Which leads me directly to the second theme, which is beauty within chaos. Barring how incredibly pretentious that sounds, it’s a theme that goes along well with the one I just mentioned. There’s a lot of really subtle touches I’m trying to include which suggest that, even amongst all the filth and instability, there is still some beauty. The main menu, for example, goes to illustrate this point exactly, as well as the music and appearance of the transition screens, as well as John’s interactions at home and with Amy. Some people may actually be put off by the dissonance between the peaceful scenes and the violent scenes, but that’s the point.
In Hotline Miami, and even in HM2, there was never really a sense of resolution or peace. Everything exists in a constant state of decay or disintegration, and Jacket’s story is one that’s plagued with madness and insanity. The dissonance is bred by the player walking back to his/her car after the massacre and looking at all the bodies, and the eerie music playing. But rather than having the dissonance be between exhilaration and disgust, as HM did it, I wanted it to be between exhilaration and mundanity. The characters aren’t disturbed by the outcomes of their violent actions, because violence has been something they’ve known all their lives, is something which suffuses every inch of existence; rather, they’re tired of it, and just want to be done with it, and go back home.

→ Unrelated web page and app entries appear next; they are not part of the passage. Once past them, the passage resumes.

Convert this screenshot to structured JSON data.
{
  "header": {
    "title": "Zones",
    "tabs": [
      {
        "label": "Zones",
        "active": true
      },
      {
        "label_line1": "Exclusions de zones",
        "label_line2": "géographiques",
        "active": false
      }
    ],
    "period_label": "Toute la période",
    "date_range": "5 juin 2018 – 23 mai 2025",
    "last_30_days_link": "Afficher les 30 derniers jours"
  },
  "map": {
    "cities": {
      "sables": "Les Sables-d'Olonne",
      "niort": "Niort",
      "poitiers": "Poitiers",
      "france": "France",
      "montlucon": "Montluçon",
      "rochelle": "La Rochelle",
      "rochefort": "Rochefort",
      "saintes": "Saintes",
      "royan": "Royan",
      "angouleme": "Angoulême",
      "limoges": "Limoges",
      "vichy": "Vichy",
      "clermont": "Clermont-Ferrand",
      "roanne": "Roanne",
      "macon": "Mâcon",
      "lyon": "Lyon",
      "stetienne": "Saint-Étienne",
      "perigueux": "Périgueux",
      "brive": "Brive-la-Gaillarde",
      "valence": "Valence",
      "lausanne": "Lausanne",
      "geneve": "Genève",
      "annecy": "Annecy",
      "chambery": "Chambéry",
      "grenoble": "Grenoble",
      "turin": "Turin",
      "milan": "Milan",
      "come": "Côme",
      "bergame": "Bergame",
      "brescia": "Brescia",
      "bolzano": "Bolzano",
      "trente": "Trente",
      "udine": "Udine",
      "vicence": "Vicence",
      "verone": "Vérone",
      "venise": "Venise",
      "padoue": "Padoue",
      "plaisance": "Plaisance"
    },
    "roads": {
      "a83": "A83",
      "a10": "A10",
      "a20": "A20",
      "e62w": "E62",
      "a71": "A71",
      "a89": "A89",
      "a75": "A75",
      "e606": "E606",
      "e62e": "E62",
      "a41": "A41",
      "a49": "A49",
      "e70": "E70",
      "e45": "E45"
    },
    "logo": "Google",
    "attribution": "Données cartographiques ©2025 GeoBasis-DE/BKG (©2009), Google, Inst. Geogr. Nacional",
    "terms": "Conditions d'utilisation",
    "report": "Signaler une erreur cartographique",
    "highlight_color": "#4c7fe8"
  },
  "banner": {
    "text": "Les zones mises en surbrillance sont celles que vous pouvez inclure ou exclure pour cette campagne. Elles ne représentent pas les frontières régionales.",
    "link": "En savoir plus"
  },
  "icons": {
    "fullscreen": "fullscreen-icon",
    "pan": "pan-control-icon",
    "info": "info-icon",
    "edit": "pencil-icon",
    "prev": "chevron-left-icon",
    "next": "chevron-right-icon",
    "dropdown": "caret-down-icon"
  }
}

In this sense, the gameplay sections are actually fairly incidental to the telling of the story, and that’s exactly what they are: they’re just jobs to the characters, and little else. They’re neither enjoyed nor despised after they’re finished; they produce a brief moment of exhilaration and then are completed, and then the characters can go back to their homes and enjoy their lifestyles, which, translated into the player’s situation, allows the player an infinite amount of time to just wander about the world and uncover various things about it.
I guess the ultimate theme is a summation of all this: that no matter how bad things get, no matter how violent the world seems or how bleak everything seems be, you don’t have to die the death of a tragic figure or live as if you’re in a movie. Sure, it won’t be a perfectly happy and ideal life, but you can still live on, and many people do, and most are okay with that. The game ends on a rather dramatic note, but it doesn’t actually end there; there’s stuff that takes place after that, as well, and this isn’t the last of the series either. Just like in real life, no matter how horrible or wonderful or tragic or dramatic the things that you do and the things that happen to you, after they happen, life goes on. At the end of the great epic, the credits close with the hero standing above a shimmering empire, with the understanding that that condition persisted eternally, if not within the actual canon then at least preserved within the limitations of silver nitrate. But in real life, no matter how glorious that moment may be, it ends, and life goes on. And that’s ‘realism’. That’s what it means to be live, and to love, and to die in the real world.